Diary of an Outdoor Lover: Salmon in a Canoe | Columns


As many of you know, I enjoy practicing outdoor sports in a canoe. This fall, no one around me has a bear tag, so a week where I usually hunt bears or help someone harvest a black bear is open. Two weeks ago I made the decision to go to Lake Michigan and try to catch a salmon in my canoe and that is the subject of this column.

I chose Sheboygan as my fishing spot and have to admit I was very excited to try and fight with the salmon from my fantasy world while being pulled over the big lake. Now here’s a reality, behind the scenes, facts.

Upon arriving at the Sheboygan Pier and Marina, I realized that I had left my “flyches / flashing spoons” salmon tackle box. I couldn’t find my headlamp and the great reality; you have to pull hard on a kayak paddle 100% of the time for your lure to have the right presentation for a salmon or trout to hit it.
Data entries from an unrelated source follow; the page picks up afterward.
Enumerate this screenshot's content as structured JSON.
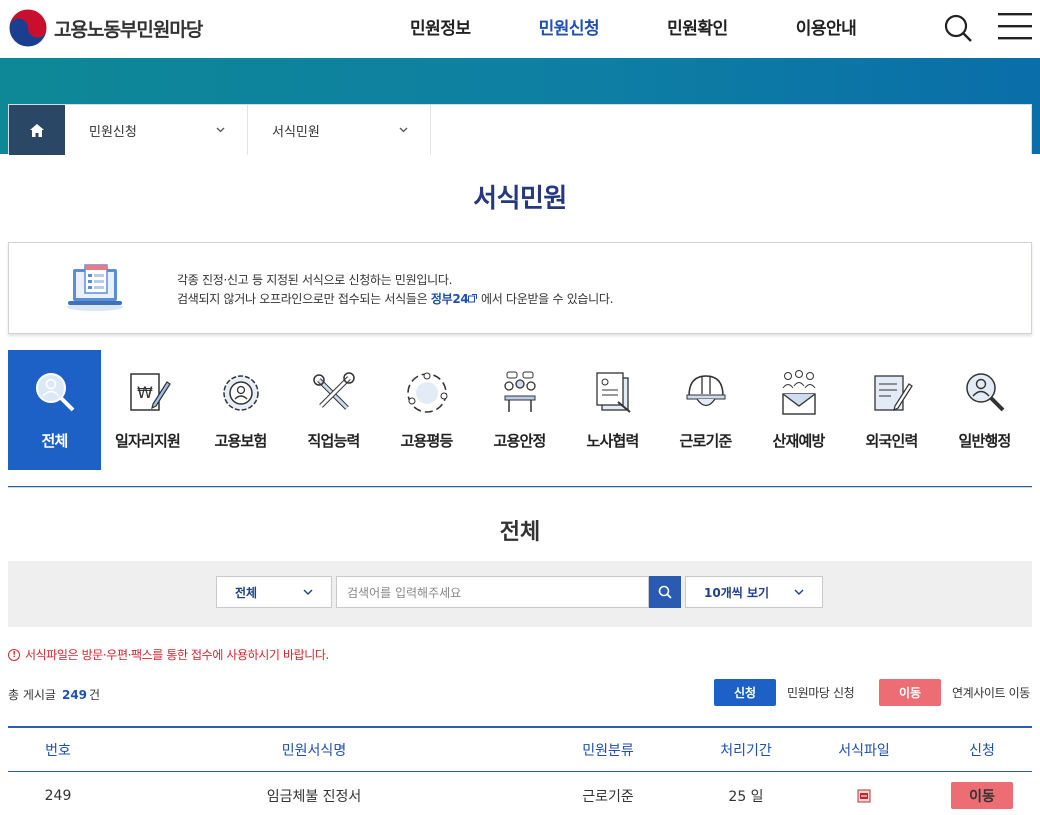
{
  "site": {
    "name": "고용노동부민원마당"
  },
  "nav": {
    "items": [
      "민원정보",
      "민원신청",
      "민원확인",
      "이용안내"
    ],
    "active_index": 1
  },
  "breadcrumb": {
    "level1": "민원신청",
    "level2": "서식민원"
  },
  "page": {
    "title": "서식민원"
  },
  "info": {
    "line1": "각종 진정·신고 등 지정된 서식으로 신청하는 민원입니다.",
    "line2_prefix": "검색되지 않거나 오프라인으로만 접수되는 서식들은",
    "link": "정부24",
    "line2_suffix": "에서 다운받을 수 있습니다."
  },
  "categories": [
    {
      "label": "전체",
      "icon": "magnifier-person-icon"
    },
    {
      "label": "일자리지원",
      "icon": "document-won-icon"
    },
    {
      "label": "고용보험",
      "icon": "gear-person-icon"
    },
    {
      "label": "직업능력",
      "icon": "tools-icon"
    },
    {
      "label": "고용평등",
      "icon": "cycle-people-icon"
    },
    {
      "label": "고용안정",
      "icon": "meeting-icon"
    },
    {
      "label": "노사협력",
      "icon": "documents-icon"
    },
    {
      "label": "근로기준",
      "icon": "helmet-icon"
    },
    {
      "label": "산재예방",
      "icon": "mail-people-icon"
    },
    {
      "label": "외국인력",
      "icon": "form-pen-icon"
    },
    {
      "label": "일반행정",
      "icon": "search-person-icon"
    }
  ],
  "active_category": "전체",
  "section": {
    "title": "전체"
  },
  "search": {
    "scope": "전체",
    "placeholder": "검색어를 입력해주세요",
    "page_size": "10개씩 보기"
  },
  "notice": "서식파일은 방문·우편·팩스를 통한 접수에 사용하시기 바랍니다.",
  "total": {
    "prefix": "총 게시글",
    "count": "249",
    "suffix": "건"
  },
  "legend": {
    "apply_btn": "신청",
    "apply_desc": "민원마당 신청",
    "move_btn": "이동",
    "move_desc": "연계사이트 이동"
  },
  "table": {
    "headers": [
      "번호",
      "민원서식명",
      "민원분류",
      "처리기간",
      "서식파일",
      "신청"
    ],
    "rows": [
      {
        "no": "249",
        "name": "임금체불 진정서",
        "category": "근로기준",
        "period": "25 일",
        "file": "hwp-file-icon",
        "action": "이동"
      }
    ]
  },
  "colors": {
    "primary": "#1e61c6",
    "nav_active": "#1e4fb1",
    "title": "#253a7e",
    "danger": "#d6262e",
    "move_btn": "#ec6d73"
  }
}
So it’s around 2 p.m. and I’m at a six boat pier so I can take my time rigging my canoe with rod holders, propane lighting and setting everything up so I can net or gaff a fish and sailing the high seas. This style of fishing that I have never witnessed with another person in a canoe is suicidal, death on my knees. I ride a cooler like riding a horse and my knees pretty much support me and ride every wave.
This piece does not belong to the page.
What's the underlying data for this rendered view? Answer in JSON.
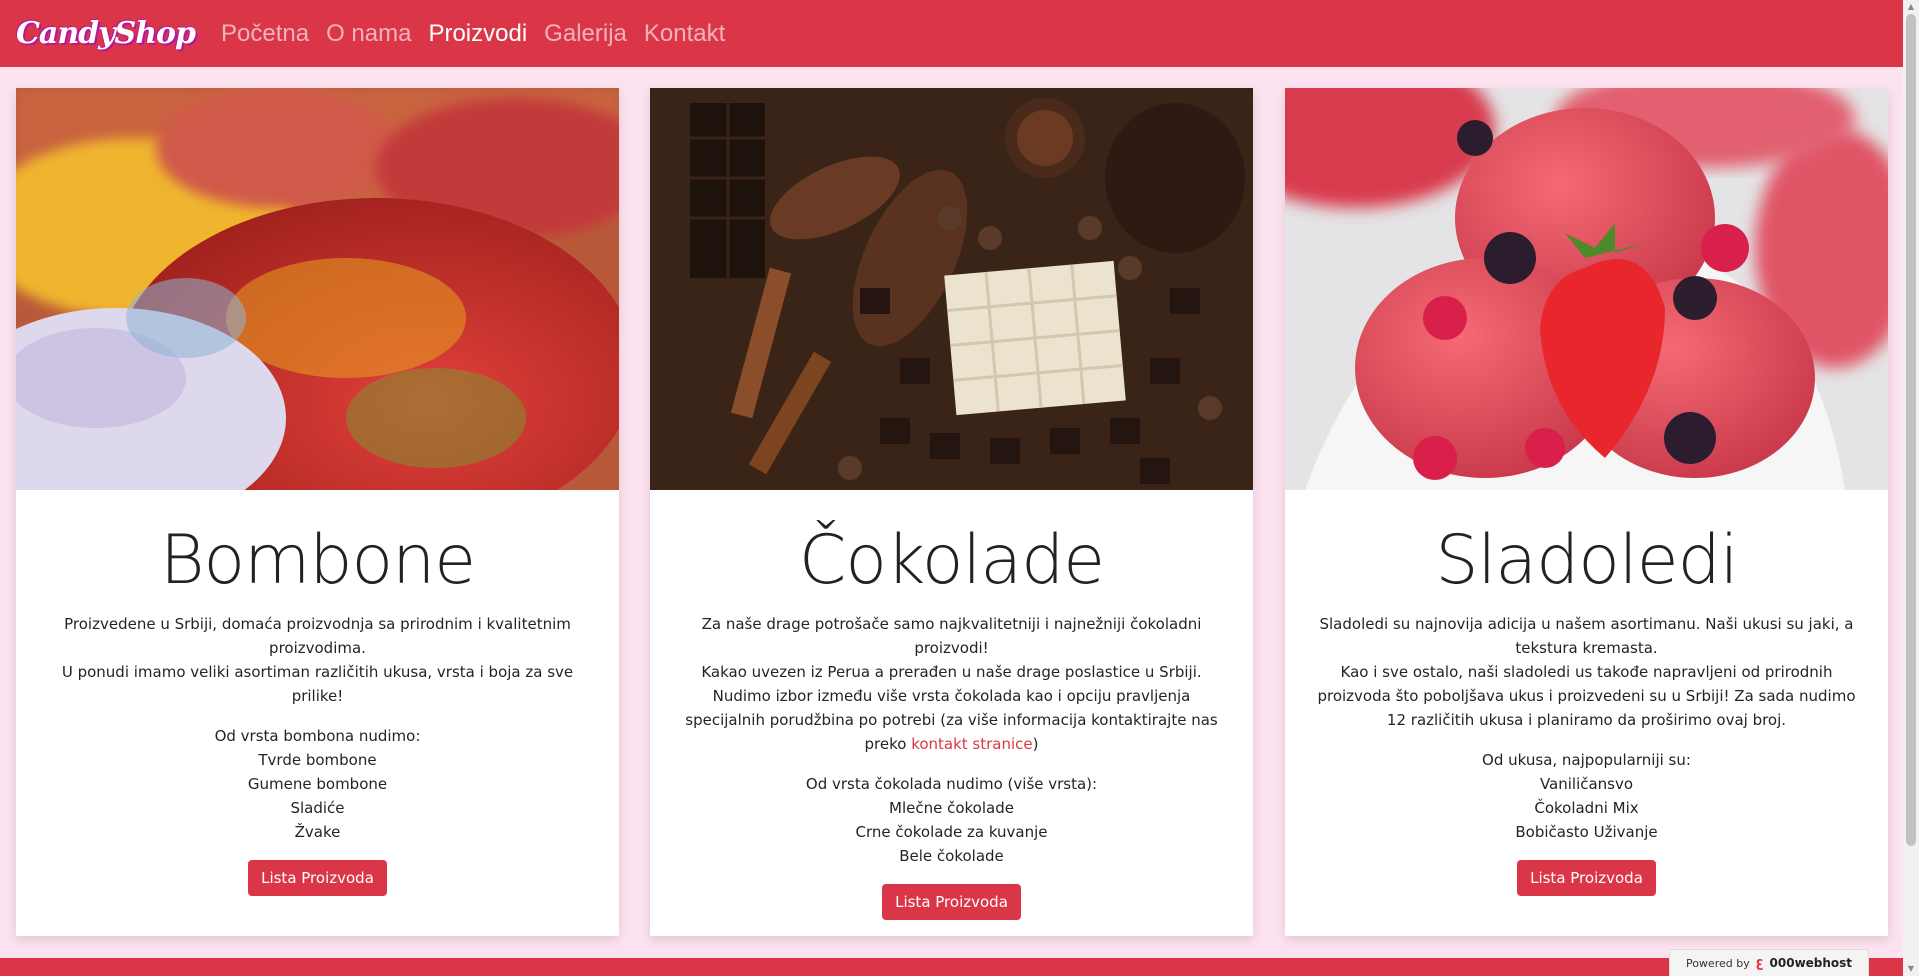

Fishermen who come from fishing always talk to me and give me good information because they see me as a zero threat. I spoke with a guy who had caught an 8 pound rainbow trout and he actually gave it to me. Thoughts crossed my mind, a few photos of “my trophy”, a vivid imagination and I was able to live another day. In all fairness, not once in 32 years have I lied in this column, and I wasn’t going to start today.

So the rainbow stays in a cooler at the truck level, and I start paddling and shooting crankbaits. One is an orange double seal Rebel crankbait that was just given to me while I was in Canada by my good pal Pete Hagedorn who is 83 and donates some of his gear.

In the end, I pull two cranks, I have no electronics, and I’m in the world of charter boats that circle in shallow water and I don’t catch any fish. I went up the Sheboygan River and was impressed with the way this town is laid out and saw dozens of fishermen tossing from the shore or soaking spawning bags in hopes the fall spawning chinook surge would end. do upstream.

Just before dark I lit my lantern and paddled out to sea with waves about one foot with one rod straight back and the other to my right on a planer board. For me, it is very obvious that I am the subject that is talked about the most on the water by other fishermen because I am like a dinosaur, my species is extinct.

Everything was perfect in my world, and I was in the fifth hour of paddling when, by God, I hit my number one goal and that is, I got hit on Pete’s crank. with the planer board. Before you get too excited you need to turn the canoe around and go down the wind, then beat your fish. I couldn’t have been happier when I landed a 5 pound coho near dark. I was so happy that I pulled out a cold can of Pabst Blue Ribbon from my cooler and watched the day turn into night.

I started paddling again in the hopes of having a 4 year old king but tonight that wasn’t supposed to be the case.

I had been on my knees for six hours when I got out of the canoe and hobbled over to the Chevy Hotel for a wonderful nap in the backseat. Late in the evening and I have to admit this time I was not very comfortable, there was a knock on my window and a flashlight on my face, a male and female Sheboygan cop wanted to know what I was doing. was doing. I told them to fish for salmon in my canoe and look in my cooler. They were very cool, and I want everyone to know that a year ago, when some fools were anti-cop, I was pro-cop and always will be.

I came back to shore in the dark and left the next morning in the dark except for my propane lamp. I really thought I would hold on to something big that would pull me miles off for several days, a fantasy I often have, but instead I put six more hours on my knees I hit shore, loaded and when I reached Fond du Lac I was so tired that I had to pull over like now and sleep in a parking lot in Culvers. Live until you die! Sunset.

Source link


Leave A Reply